A mention, tweet or link by the likes of Robert Scoble can be extremely beneficial (or detrimental) for a tech company. A link in Seth Godin’s blog (which is usually shared in social networks thousands of times a day) can generate incredible traffic for the recipient. And believe it or not, having Kim Kardashian tweet her love for your brand can provide a powerful marketing boost. In fact, she now charges companies tens of thousands of dollars to access her Twitter influence.
Why? Because these people have credibility and influence within their respective audiences and communities.
That’s the premise behind a new influence metric called Kred. Created by the team at PeopleBrowsr, Kred trawls Twitter around the clock to measure levels of influence for different topics and people. They currently score 100 million Twitter users for 200 different groups (subjects).
I was at the Australian preview of Kred last night and was very impressed with the level of data and potential uses of the Kred system.
While it is easy to sneer at influence metrics such as Kred, Klout and Peer Index as ego driven vanity scores, that is missing the real point. Looking beyond your own score you can discover groups who are influential in certain topics and even gauge whether they are “spammy” or not.
To me, Kred seems to be the next step on from Klout in measuring social media influence. Jodee Rich, the founder of PeopleBrowsr, is the first to admit that influence metrics such as Kred will continually evolve and improve, but you have to start somewhere. He says that Kred’s granularity will continue to evolve as they measure influence in each country, then cities.
This can be a valuable resource for marketers, PR companies, political operatives, lobbyists and entertainment companies. Driving back from the launch I came up with many ideas about how I could use Kred as a marketer, for both my business and for my clients.
I’ve long believed that building your ‘digital resume’ is crucial for future employment and company pitches. Now we are coming to an era where many employers will use metrics such as Kred (and others) to help identify or compare potential recruits. If you are perceived to be influential in that area of expertise (relative to other candidates) then that might be enough to get you the job.

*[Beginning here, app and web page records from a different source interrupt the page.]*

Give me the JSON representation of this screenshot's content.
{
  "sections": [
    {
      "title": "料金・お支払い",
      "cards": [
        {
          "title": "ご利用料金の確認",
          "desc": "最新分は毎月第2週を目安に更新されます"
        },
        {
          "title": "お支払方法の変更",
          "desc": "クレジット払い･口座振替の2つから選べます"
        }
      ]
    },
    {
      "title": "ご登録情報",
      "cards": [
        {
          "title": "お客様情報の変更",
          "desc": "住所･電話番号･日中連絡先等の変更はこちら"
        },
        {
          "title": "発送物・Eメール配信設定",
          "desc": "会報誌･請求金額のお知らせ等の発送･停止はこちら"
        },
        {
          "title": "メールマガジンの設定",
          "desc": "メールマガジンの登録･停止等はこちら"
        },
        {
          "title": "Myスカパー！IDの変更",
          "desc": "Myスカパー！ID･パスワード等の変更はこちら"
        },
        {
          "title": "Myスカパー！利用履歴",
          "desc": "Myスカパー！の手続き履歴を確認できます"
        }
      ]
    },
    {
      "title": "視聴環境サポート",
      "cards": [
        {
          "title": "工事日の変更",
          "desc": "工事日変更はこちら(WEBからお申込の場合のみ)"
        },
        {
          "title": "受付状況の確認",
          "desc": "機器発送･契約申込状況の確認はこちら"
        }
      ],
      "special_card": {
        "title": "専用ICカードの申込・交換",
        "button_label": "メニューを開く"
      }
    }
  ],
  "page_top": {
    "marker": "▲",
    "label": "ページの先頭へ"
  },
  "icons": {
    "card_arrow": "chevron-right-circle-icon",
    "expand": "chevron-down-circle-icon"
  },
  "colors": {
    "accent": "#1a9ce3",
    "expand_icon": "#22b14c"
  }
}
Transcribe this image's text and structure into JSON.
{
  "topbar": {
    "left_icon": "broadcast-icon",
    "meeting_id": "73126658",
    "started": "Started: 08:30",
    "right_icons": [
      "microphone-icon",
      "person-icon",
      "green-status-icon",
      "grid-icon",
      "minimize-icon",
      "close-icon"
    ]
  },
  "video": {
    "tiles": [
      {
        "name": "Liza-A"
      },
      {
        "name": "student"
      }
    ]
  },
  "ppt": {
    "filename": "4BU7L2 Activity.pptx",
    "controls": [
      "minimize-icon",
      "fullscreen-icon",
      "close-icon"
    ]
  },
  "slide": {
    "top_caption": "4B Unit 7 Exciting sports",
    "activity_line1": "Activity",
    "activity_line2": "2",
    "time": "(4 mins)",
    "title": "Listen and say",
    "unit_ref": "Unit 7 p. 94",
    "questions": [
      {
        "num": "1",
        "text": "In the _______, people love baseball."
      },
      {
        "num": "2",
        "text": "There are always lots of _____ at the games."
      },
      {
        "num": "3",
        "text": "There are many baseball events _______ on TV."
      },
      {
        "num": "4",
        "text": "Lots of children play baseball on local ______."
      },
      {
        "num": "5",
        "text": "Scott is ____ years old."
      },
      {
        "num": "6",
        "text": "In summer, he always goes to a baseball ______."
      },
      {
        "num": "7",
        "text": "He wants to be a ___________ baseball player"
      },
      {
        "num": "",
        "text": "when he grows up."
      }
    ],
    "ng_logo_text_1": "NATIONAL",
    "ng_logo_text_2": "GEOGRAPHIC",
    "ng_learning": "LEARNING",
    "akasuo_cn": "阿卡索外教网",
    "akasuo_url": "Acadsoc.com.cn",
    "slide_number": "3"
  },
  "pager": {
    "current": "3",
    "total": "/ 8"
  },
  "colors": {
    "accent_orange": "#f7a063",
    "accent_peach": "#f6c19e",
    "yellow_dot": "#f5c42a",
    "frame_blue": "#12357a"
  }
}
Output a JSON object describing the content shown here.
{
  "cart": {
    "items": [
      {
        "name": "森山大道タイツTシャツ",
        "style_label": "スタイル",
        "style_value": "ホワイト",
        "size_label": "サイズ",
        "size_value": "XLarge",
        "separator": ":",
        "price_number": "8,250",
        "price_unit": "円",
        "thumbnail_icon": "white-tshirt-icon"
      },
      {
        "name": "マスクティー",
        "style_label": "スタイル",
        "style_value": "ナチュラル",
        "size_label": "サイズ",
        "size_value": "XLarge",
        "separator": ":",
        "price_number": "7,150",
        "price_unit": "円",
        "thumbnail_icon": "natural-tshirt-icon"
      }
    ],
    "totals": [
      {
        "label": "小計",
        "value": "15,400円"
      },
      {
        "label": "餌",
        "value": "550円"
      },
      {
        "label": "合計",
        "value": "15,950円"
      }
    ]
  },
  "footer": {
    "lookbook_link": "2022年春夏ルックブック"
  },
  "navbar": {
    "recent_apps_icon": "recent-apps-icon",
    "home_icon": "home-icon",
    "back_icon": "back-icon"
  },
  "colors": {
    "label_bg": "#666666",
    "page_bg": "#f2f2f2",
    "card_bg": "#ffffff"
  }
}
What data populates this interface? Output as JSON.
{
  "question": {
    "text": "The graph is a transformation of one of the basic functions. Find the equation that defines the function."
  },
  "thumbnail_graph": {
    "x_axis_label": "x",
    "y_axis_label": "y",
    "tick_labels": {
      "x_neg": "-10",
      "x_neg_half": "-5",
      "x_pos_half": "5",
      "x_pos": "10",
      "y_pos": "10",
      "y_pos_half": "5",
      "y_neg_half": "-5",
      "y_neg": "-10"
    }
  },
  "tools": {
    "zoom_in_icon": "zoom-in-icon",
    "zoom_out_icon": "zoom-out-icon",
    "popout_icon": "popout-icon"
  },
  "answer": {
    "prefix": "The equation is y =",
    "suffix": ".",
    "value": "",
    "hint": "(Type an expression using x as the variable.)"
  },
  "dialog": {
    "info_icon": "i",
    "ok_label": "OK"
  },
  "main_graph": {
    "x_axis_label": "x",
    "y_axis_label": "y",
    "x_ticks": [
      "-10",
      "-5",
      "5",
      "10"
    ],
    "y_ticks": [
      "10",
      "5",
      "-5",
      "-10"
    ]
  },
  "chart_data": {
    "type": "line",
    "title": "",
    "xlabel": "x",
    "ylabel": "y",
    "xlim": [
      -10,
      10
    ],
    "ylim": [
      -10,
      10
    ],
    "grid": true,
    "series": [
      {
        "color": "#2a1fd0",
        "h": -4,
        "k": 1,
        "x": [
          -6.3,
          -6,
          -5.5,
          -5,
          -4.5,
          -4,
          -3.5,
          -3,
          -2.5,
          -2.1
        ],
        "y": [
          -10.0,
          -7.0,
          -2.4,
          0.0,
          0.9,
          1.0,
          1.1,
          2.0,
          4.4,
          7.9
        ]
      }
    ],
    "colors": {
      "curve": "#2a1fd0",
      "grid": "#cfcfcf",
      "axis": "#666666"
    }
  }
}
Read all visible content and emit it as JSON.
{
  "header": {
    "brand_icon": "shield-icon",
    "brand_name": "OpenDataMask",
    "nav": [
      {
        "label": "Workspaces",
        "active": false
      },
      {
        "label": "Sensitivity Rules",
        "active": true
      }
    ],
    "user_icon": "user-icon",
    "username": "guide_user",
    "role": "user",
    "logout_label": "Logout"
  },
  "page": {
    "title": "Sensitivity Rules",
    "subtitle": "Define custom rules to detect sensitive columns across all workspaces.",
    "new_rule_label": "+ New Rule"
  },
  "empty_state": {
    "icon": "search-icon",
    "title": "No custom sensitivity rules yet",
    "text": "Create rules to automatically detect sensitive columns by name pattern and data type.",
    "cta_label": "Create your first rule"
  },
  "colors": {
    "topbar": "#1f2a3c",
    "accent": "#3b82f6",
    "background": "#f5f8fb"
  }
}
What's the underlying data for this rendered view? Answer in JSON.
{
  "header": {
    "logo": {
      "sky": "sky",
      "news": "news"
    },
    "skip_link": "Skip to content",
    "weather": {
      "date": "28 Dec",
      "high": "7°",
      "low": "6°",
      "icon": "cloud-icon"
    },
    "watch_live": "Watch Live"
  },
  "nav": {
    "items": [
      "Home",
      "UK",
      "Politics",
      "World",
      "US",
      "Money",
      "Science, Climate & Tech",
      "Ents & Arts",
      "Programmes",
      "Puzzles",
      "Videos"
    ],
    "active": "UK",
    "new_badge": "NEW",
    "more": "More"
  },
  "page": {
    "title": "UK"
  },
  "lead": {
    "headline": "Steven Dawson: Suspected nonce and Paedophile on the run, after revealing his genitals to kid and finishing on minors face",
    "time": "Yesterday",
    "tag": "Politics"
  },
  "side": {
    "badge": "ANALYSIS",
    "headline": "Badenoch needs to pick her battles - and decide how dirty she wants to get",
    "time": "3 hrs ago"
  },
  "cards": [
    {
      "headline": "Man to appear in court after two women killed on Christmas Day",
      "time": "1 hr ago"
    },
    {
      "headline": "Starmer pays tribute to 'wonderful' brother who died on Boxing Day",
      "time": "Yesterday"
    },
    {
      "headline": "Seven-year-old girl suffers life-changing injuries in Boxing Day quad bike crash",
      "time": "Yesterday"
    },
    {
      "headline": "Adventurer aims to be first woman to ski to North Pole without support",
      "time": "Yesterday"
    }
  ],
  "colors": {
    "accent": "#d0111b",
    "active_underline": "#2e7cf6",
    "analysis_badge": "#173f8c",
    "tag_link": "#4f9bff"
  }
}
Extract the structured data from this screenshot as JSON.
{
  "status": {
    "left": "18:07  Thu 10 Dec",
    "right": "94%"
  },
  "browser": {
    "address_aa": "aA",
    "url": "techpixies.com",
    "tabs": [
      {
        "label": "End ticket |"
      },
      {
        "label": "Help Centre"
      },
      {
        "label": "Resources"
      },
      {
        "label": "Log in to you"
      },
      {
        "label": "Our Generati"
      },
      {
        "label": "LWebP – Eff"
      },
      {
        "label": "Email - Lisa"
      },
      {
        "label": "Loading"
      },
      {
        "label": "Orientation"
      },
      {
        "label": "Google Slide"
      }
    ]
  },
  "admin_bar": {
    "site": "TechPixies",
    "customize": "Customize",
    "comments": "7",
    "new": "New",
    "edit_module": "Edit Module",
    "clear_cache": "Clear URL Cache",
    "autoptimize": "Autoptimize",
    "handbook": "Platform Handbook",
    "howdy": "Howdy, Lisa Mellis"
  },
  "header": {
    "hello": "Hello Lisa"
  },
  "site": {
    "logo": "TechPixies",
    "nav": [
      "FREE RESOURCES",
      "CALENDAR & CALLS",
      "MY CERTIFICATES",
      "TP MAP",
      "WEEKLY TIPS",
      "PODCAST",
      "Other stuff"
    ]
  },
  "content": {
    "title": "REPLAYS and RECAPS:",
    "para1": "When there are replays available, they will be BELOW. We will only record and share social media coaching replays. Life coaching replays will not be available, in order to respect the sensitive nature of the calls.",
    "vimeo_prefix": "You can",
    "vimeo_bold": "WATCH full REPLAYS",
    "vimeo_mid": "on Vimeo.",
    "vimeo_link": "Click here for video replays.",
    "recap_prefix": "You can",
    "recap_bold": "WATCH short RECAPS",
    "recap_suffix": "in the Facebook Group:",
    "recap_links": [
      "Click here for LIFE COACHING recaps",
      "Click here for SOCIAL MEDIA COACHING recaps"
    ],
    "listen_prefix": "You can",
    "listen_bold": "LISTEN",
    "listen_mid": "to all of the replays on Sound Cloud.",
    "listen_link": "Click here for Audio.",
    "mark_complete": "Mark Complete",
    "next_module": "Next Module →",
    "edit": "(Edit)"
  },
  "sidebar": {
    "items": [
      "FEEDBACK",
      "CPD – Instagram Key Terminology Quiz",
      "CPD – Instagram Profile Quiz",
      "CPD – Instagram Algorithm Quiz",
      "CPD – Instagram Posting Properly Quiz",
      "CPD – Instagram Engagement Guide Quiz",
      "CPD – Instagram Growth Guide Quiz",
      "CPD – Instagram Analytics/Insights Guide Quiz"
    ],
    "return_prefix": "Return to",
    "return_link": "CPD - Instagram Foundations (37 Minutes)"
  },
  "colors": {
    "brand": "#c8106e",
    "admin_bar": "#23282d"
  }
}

Kred launches this week. Check it out and tell me what you think.
Characteristics of new digital media and music environment:
Agile – able to move quickly to develop, produce & release
Independent – no longer controlled by traditional owners
Interruptive – whole industries being radically reinvented or fragmented. Rather than be protectionist we must embrace this otherwise we will be left behind.
Collaborative – clusters, crowd sourcing, geographically diverse
Fresh content – amazing amount of new, fresh content every day which can be organized and curated.
Fluid transactions – push button downloads for apps, music, books, TV shows & movies. New commerce models ie Facebook credits for content.
Issues and Needs for Australia
- Hi speed broadband required to keep pace with rest of world
- Better fostering of innovation – funding, tech VC market (tax incentives?)
- Digital Education – both business and students. Greater emphasis on modern digital practices. (NLYZR study). Strongly question whether current tertiary education is preparing people for the digital economy.
- Celebration of success – plenty of talent and up & coming media & music stories that need to be told. We’ve been proposing a leading event…like sxsw. But needs support and funding.
- Intellectual Property laws and processes are archaic and barely viable for current fast moving digital environment. We require a very different approach to licensing, IP, property “rights” and other elements of the underlying framework.
- Retaining talent in Australia – Oz mafia in Silicon Valley, moving where things happen.
- Overall need to decrease friction and roadblocks to enable rapid delivery of content and transactions.
Rather than laws to protect old establishment industries, new laws to enable creation of new business & industries.